With Shane McGrath and the excellent Brendan Maher dominant at midfield and the half-back line on top until Kevin Hynes and Aonghus Callinan came in, Galway just couldn't get enough quality ball into Joe Canning and Damien Hayes. While the Tribesmen may point to the chances they missed at the death to nail Tipp's coffin shut, Tipp too had a surplus of bad wides when they should have been pulling away in that rollercoaster second half. Yet it was a game the Westerners could so easily have won.
The devastation evident on the faces of so many of the Galway players afterwards spoke volumes of their investment in the maroon jersey this year. Shane Kavanagh and Tony óg Regan were immense in the Galway defence, and along with some of the other longer serving players like Damien Joyce and Damien Hayes, looked to be inconsolable at the final whistle. The greater the commitment and sacrifice, the greater the pain, and it was clearly evident that this loss cut to the bone. The raw emotion displayed by John McIntyre in his post-match interview also highlighted what it meant to the Galway manager, even more so given he's a Tipperary man.
So after defeat in the quarter-finals in the last two years, two matches which could have been won, where do Galway go from here?
One priority has to be getting Joe Canning fully fit. If his groin injury requires an operation, then someone has to make the decision to act in his long-term best interests and ensure he has it done sooner rather than later. Unpalatable as it may seem to those accustomed to seeing Portumna in Croke Park on St Patrick's Day, probably the last thing Canning needs is another long club campaign. Given his Fitzgibbon, underage and club commitments in the past, a break from the game mightn't do him any harm and, more importantly, allow him get the injury cleared up. Furthermore, while his natural talent, raw strength and sheer brilliance is unquestioned, his physical conditioning is an issue which, as he matures, will need to be addressed.

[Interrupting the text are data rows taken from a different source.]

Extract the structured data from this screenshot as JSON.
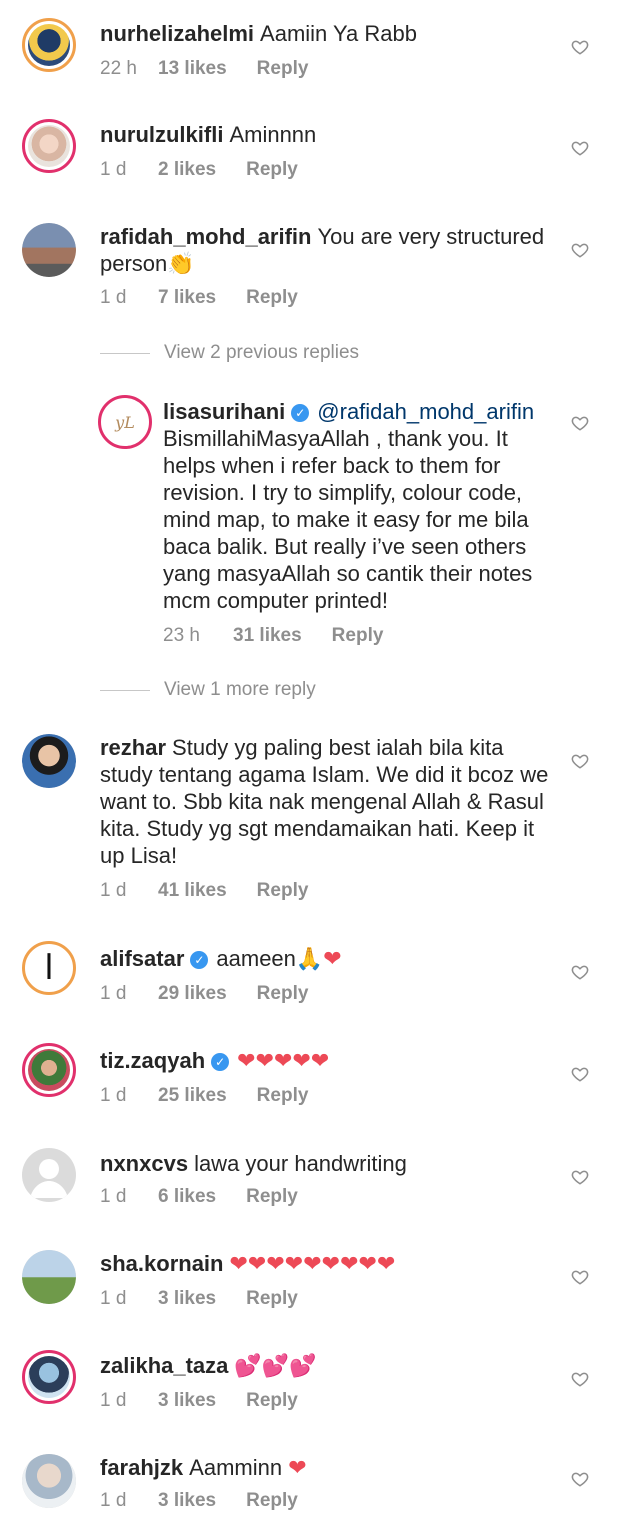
{
  "comments": [
    {
      "user": "nurhelizahelmi",
      "text": "Aamiin Ya Rabb",
      "time": "22 h",
      "likes": "13 likes",
      "reply": "Reply"
    },
    {
      "user": "nurulzulkifli",
      "text": "Aminnnn",
      "time": "1 d",
      "likes": "2 likes",
      "reply": "Reply"
    },
    {
      "user": "rafidah_mohd_arifin",
      "text": "You are very structured person",
      "emoji": "👏",
      "time": "1 d",
      "likes": "7 likes",
      "reply": "Reply"
    },
    {
      "user": "lisasurihani",
      "mention": "@rafidah_mohd_arifin",
      "text": "BismillahiMasyaAllah , thank you. It helps when i refer back to them for revision. I try to simplify, colour code, mind map, to make it easy for me bila baca balik. But really i’ve seen others yang masyaAllah so cantik their notes mcm computer printed!",
      "time": "23 h",
      "likes": "31 likes",
      "reply": "Reply"
    },
    {
      "user": "rezhar",
      "text": "Study yg paling best ialah bila kita study tentang agama Islam. We did it bcoz we want to. Sbb kita nak mengenal Allah & Rasul kita. Study yg sgt mendamaikan hati. Keep it up Lisa!",
      "time": "1 d",
      "likes": "41 likes",
      "reply": "Reply"
    },
    {
      "user": "alifsatar",
      "text": "aameen",
      "emoji": "🙏❤",
      "time": "1 d",
      "likes": "29 likes",
      "reply": "Reply"
    },
    {
      "user": "tiz.zaqyah",
      "text": "",
      "emoji": "❤❤❤❤❤",
      "time": "1 d",
      "likes": "25 likes",
      "reply": "Reply"
    },
    {
      "user": "nxnxcvs",
      "text": "lawa your handwriting",
      "time": "1 d",
      "likes": "6 likes",
      "reply": "Reply"
    },
    {
      "user": "sha.kornain",
      "text": "",
      "emoji": "❤❤❤❤❤❤❤❤❤",
      "time": "1 d",
      "likes": "3 likes",
      "reply": "Reply"
    },
    {
      "user": "zalikha_taza",
      "text": "",
      "emoji": "💕💕💕",
      "time": "1 d",
      "likes": "3 likes",
      "reply": "Reply"
    },
    {
      "user": "farahjzk",
      "text": "Aamminn",
      "emoji": "❤",
      "time": "1 d",
      "likes": "3 likes",
      "reply": "Reply"
    }
  ],
  "view_previous": "View 2 previous replies",
  "view_more": "View 1 more reply",
  "colors": {
    "accent_ring": "#e1306c",
    "verified": "#3897f0",
    "heart_emoji": "#ed4956",
    "muted": "#8e8e8e"
  }
}
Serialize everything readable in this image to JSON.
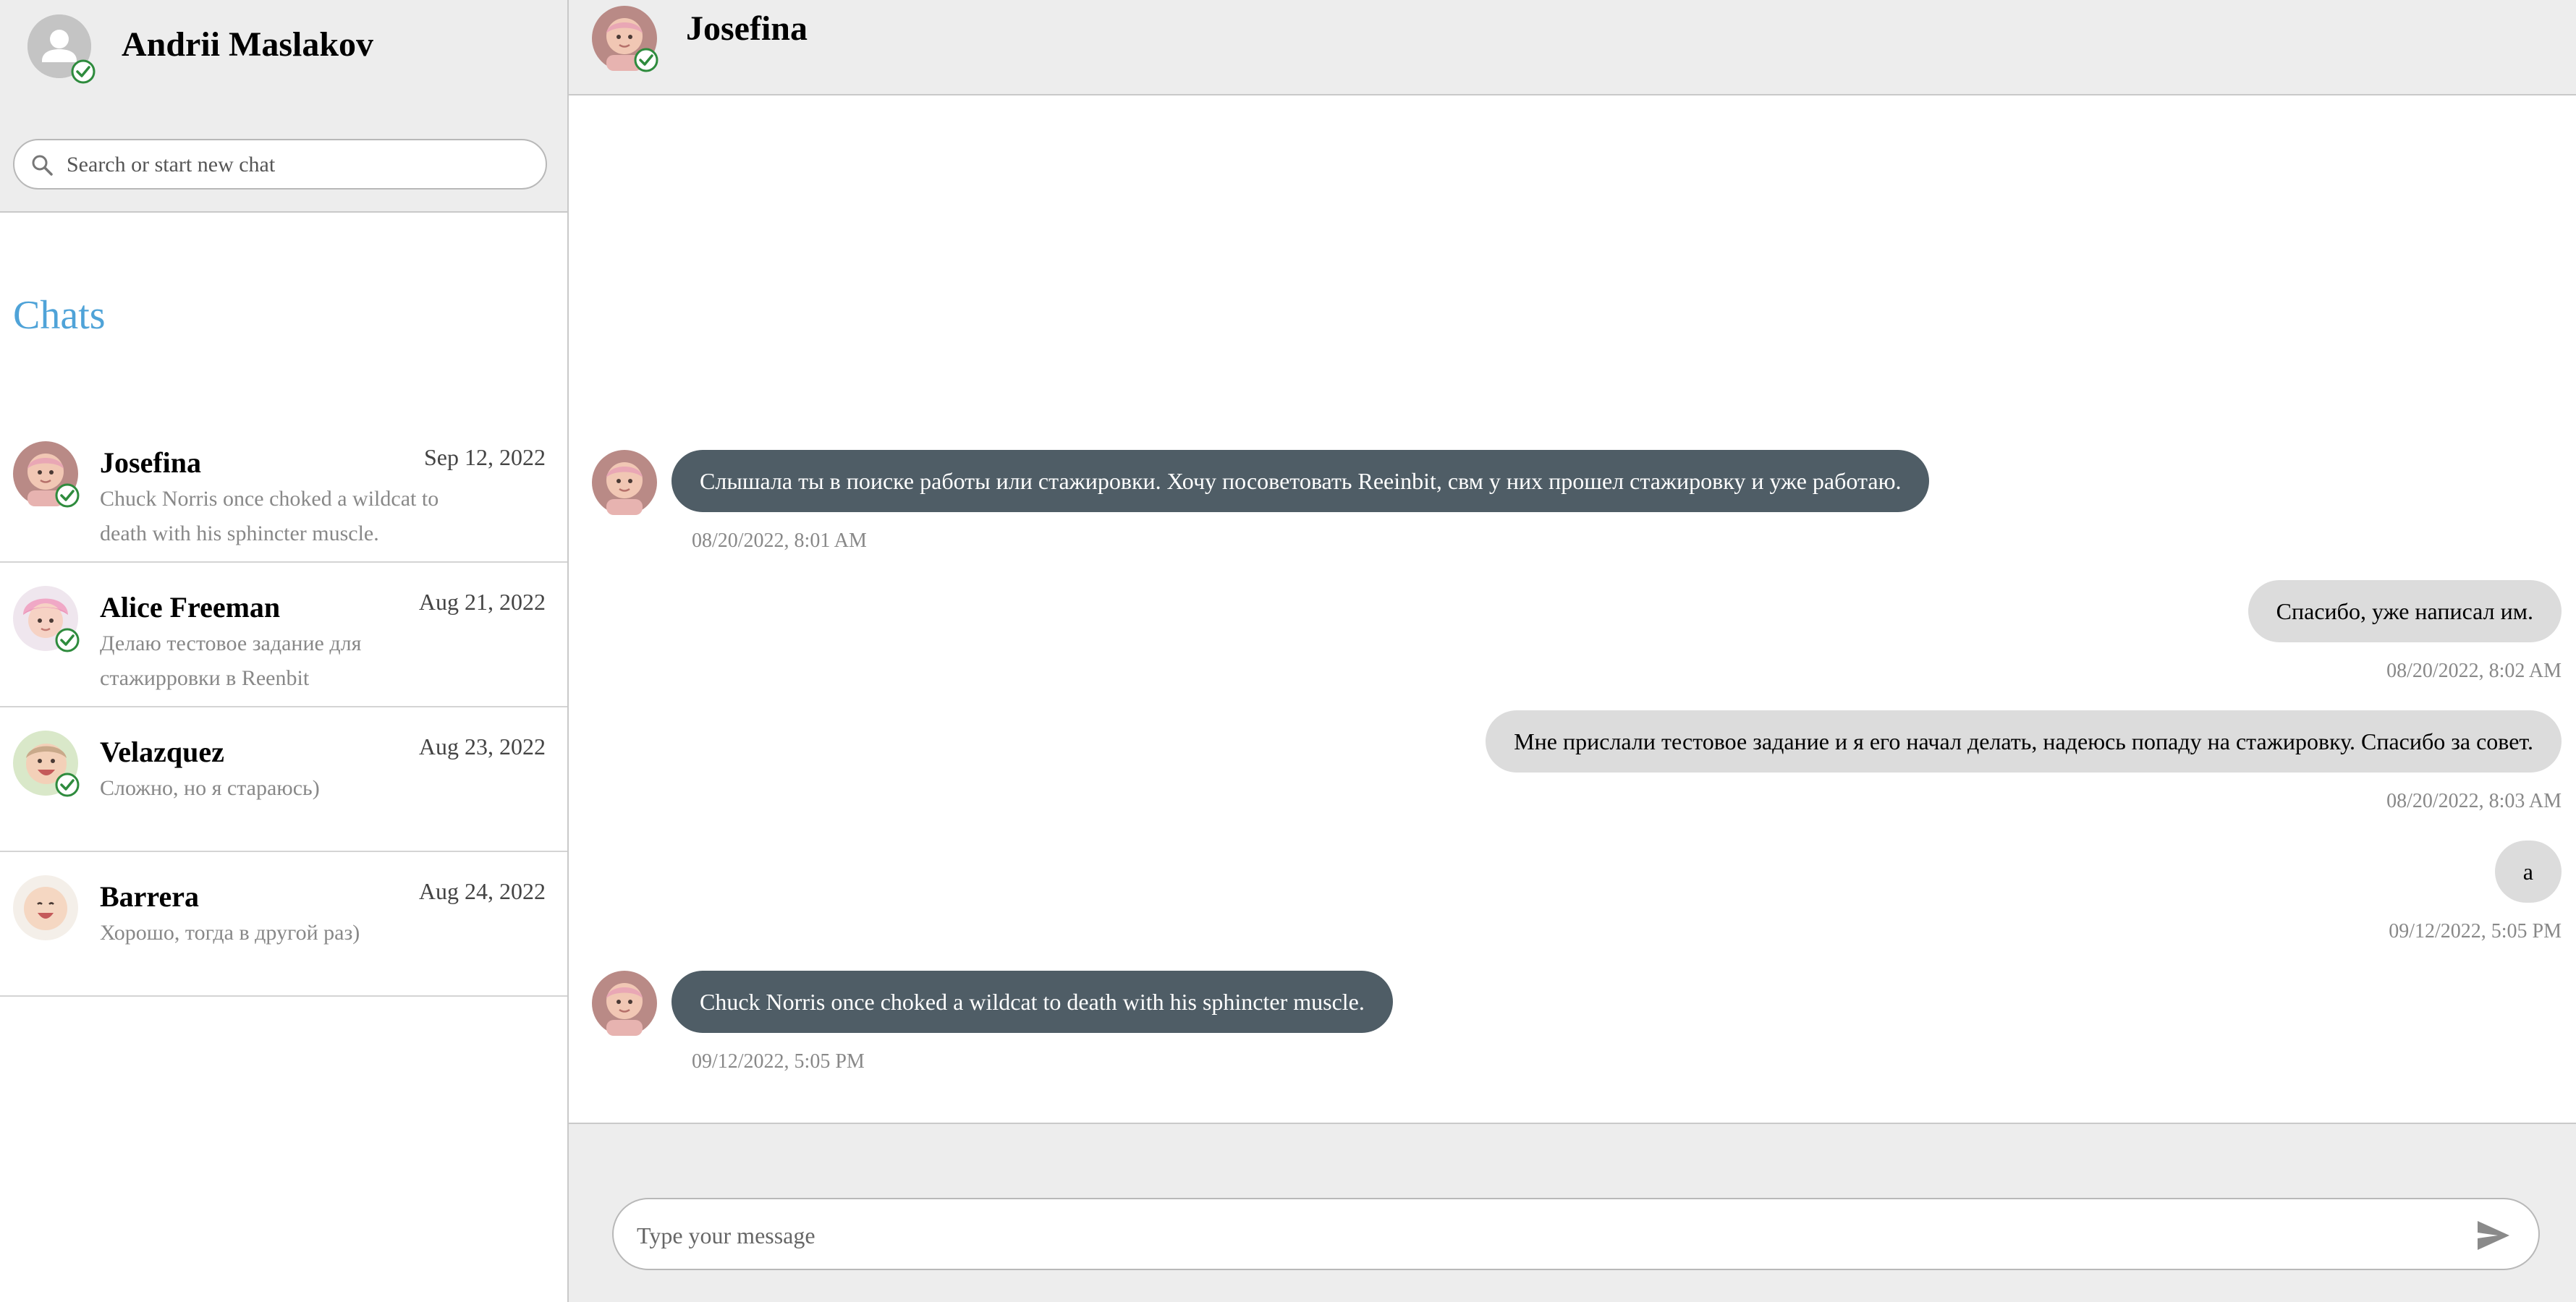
{
  "profile": {
    "name": "Andrii Maslakov",
    "online": true
  },
  "search": {
    "placeholder": "Search or start new chat"
  },
  "chats_title": "Chats",
  "chats": [
    {
      "name": "Josefina",
      "date": "Sep 12, 2022",
      "preview": "Chuck Norris once choked a wildcat to death with his sphincter muscle.",
      "online": true
    },
    {
      "name": "Alice Freeman",
      "date": "Aug 21, 2022",
      "preview": "Делаю тестовое задание для стажирровки в Reenbit",
      "online": true
    },
    {
      "name": "Velazquez",
      "date": "Aug 23, 2022",
      "preview": "Сложно, но я стараюсь)",
      "online": true
    },
    {
      "name": "Barrera",
      "date": "Aug 24, 2022",
      "preview": "Хорошо, тогда в другой раз)",
      "online": false
    }
  ],
  "active_chat": {
    "name": "Josefina",
    "online": true
  },
  "messages": [
    {
      "direction": "in",
      "text": "Слышала ты в поиске работы или стажировки. Хочу посоветовать Reeinbit, свм у них прошел стажировку и уже работаю.",
      "time": "08/20/2022, 8:01 AM"
    },
    {
      "direction": "out",
      "text": "Спасибо, уже написал им.",
      "time": "08/20/2022, 8:02 AM"
    },
    {
      "direction": "out",
      "text": "Мне прислали тестовое задание и я его начал делать, надеюсь попаду на стажировку. Спасибо за совет.",
      "time": "08/20/2022, 8:03 AM"
    },
    {
      "direction": "out",
      "text": "a",
      "time": "09/12/2022, 5:05 PM"
    },
    {
      "direction": "in",
      "text": "Chuck Norris once choked a wildcat to death with his sphincter muscle.",
      "time": "09/12/2022, 5:05 PM"
    }
  ],
  "composer": {
    "placeholder": "Type your message"
  },
  "colors": {
    "accent": "#4fa3d8",
    "incoming_bubble": "#4f5d66",
    "outgoing_bubble": "#dcdcdc",
    "online_check": "#2e8b3d",
    "panel_bg": "#ededed"
  },
  "icons": {
    "search": "search-icon",
    "send": "send-icon",
    "online": "check-circle-icon",
    "default_avatar": "person-icon"
  }
}
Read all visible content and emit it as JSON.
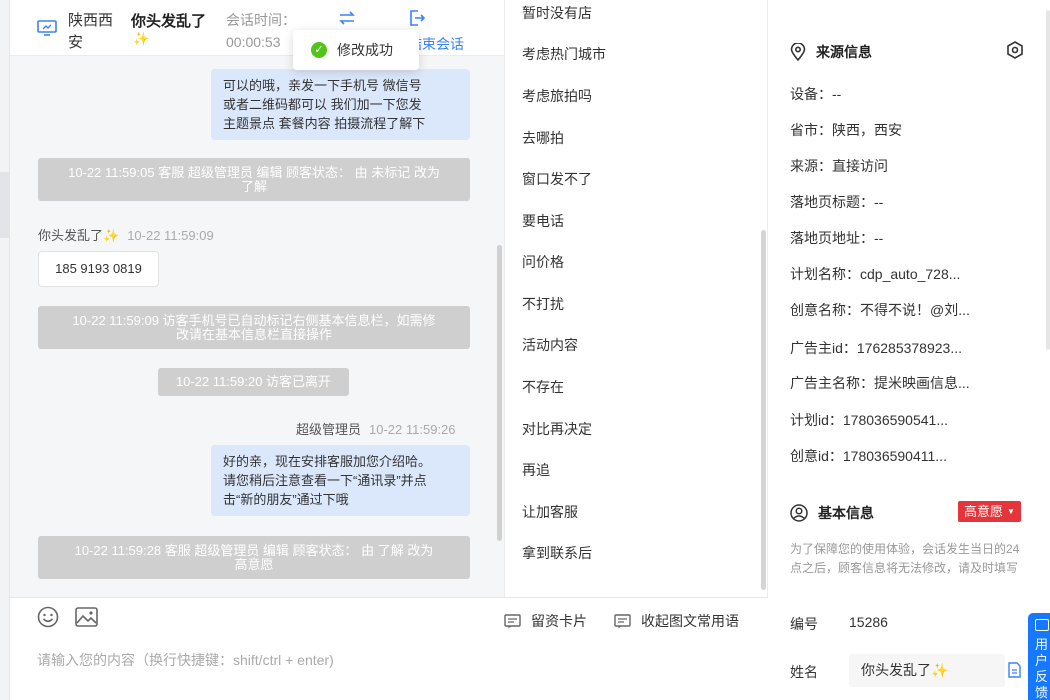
{
  "header": {
    "location_line1": "陕西西",
    "location_line2": "安",
    "visitor_name": "你头发乱了",
    "visitor_emoji": "✨",
    "session_time_label": "会话时间：",
    "session_time_value": "00:00:53",
    "end_session_label": "结束会话"
  },
  "toast": {
    "text": "修改成功"
  },
  "messages": {
    "agent_msg_1": [
      "可以的哦，亲发一下手机号 微信号",
      "或者二维码都可以 我们加一下您发",
      "主题景点 套餐内容 拍摄流程了解下"
    ],
    "sys_1": [
      "10-22 11:59:05 客服 超级管理员 编辑 顾客状态： 由 未标记 改为",
      "了解"
    ],
    "visitor_name": "你头发乱了✨",
    "visitor_time": "10-22 11:59:09",
    "visitor_phone": "185 9193 0819",
    "sys_2": [
      "10-22 11:59:09 访客手机号已自动标记右侧基本信息栏，如需修",
      "改请在基本信息栏直接操作"
    ],
    "sys_3": "10-22 11:59:20 访客已离开",
    "agent_name": "超级管理员",
    "agent_time": "10-22 11:59:26",
    "agent_msg_2": [
      "好的亲，现在安排客服加您介绍哈。",
      "请您稍后注意查看一下“通讯录”并点",
      "击“新的朋友”通过下哦"
    ],
    "sys_4": [
      "10-22 11:59:28 客服 超级管理员 编辑 顾客状态： 由 了解 改为",
      "高意愿"
    ]
  },
  "quick_replies": [
    "暂时没有店",
    "考虑热门城市",
    "考虑旅拍吗",
    "去哪拍",
    "窗口发不了",
    "要电话",
    "问价格",
    "不打扰",
    "活动内容",
    "不存在",
    "对比再决定",
    "再追",
    "让加客服",
    "拿到联系后"
  ],
  "input": {
    "card_label": "留资卡片",
    "fav_label": "收起图文常用语",
    "placeholder": "请输入您的内容（换行快捷键：shift/ctrl + enter)"
  },
  "source_info": {
    "title": "来源信息",
    "rows": [
      "设备：--",
      "省市：陕西，西安",
      "来源：直接访问",
      "落地页标题：--",
      "落地页地址：--",
      "计划名称：cdp_auto_728...",
      "创意名称：不得不说！@刘...",
      "广告主id：176285378923...",
      "广告主名称：提米映画信息...",
      "计划id：178036590541...",
      "创意id：178036590411..."
    ]
  },
  "basic_info": {
    "title": "基本信息",
    "intent_badge": "高意愿",
    "notice": "为了保障您的使用体验，会话发生当日的24点之后，顾客信息将无法修改，请及时填写",
    "id_label": "编号",
    "id_value": "15286",
    "name_label": "姓名",
    "name_value": "你头发乱了✨"
  },
  "feedback_tab": {
    "line1": "用",
    "line2": "户",
    "line3": "反",
    "line4": "馈"
  },
  "colors": {
    "accent": "#3b82f6",
    "badge": "#e5353a",
    "agent_bubble": "#dbe7fb",
    "system_msg": "#cfcfcf"
  }
}
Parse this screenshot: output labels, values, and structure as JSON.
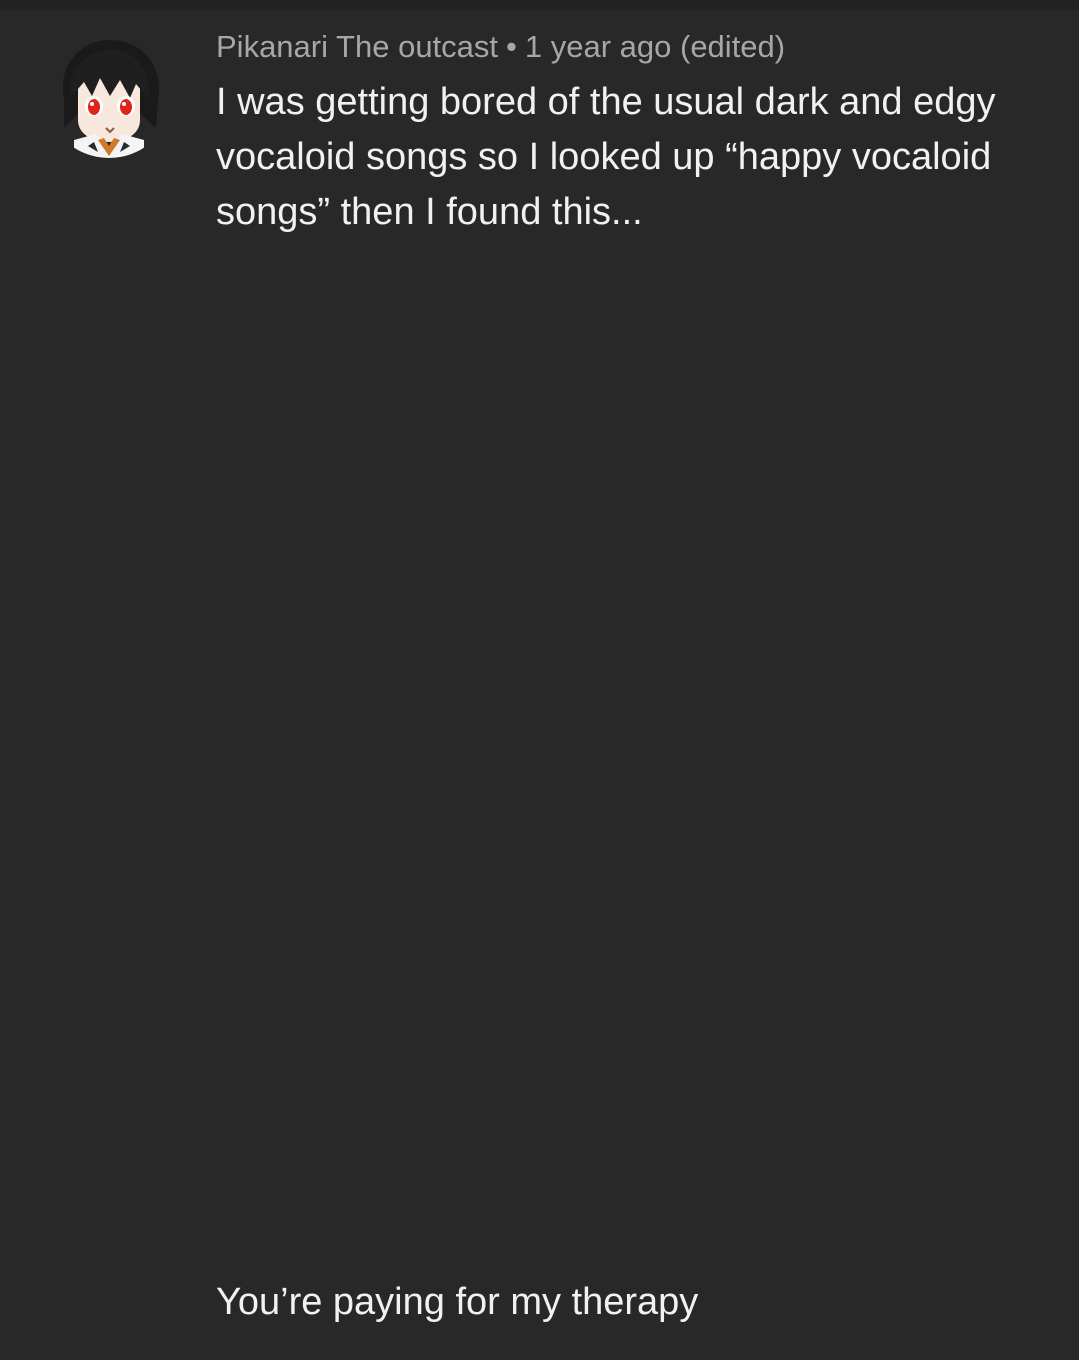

The top players in the game are marked men. The ones who stay at the top are usually the ones who also work the hardest. Tommy Walsh, Henry Shefflin, John Gardiner, Lar Corbett, Brick Walsh and the rest occupying that top echelon all possess the physique of top-class athletes. As long as Canning's injury persists, he can't subject himself to the physical regime required to ensure he's in the best shape possible to perform when the pressure and heat is at its greatest in the last 15 minutes of big matches.
Galway need Joe Canning at his very best and central to proceedings at the business end of the championship. What he can't afford is to allow himself to be pushed to the periphery of the big games, as has happened often this summer for a player of his calibre. The Galway management can't afford a malfunctioning midfield or half-forward line and thus a failure to supply him with the ball, which as much as anything else is what undid them this year.
Of the remaining contenders, Tipp still look the side best equipped to pose Kilkenny problems. They have pace, athleticism, hunger and, after last week, a growing confidence and belief that they're finally starting to hit their stride. While Waterford may yet have something to say about that, and there may also be one almighty kick left in the Rebels, it's looking more and more like a repeat of last year's final.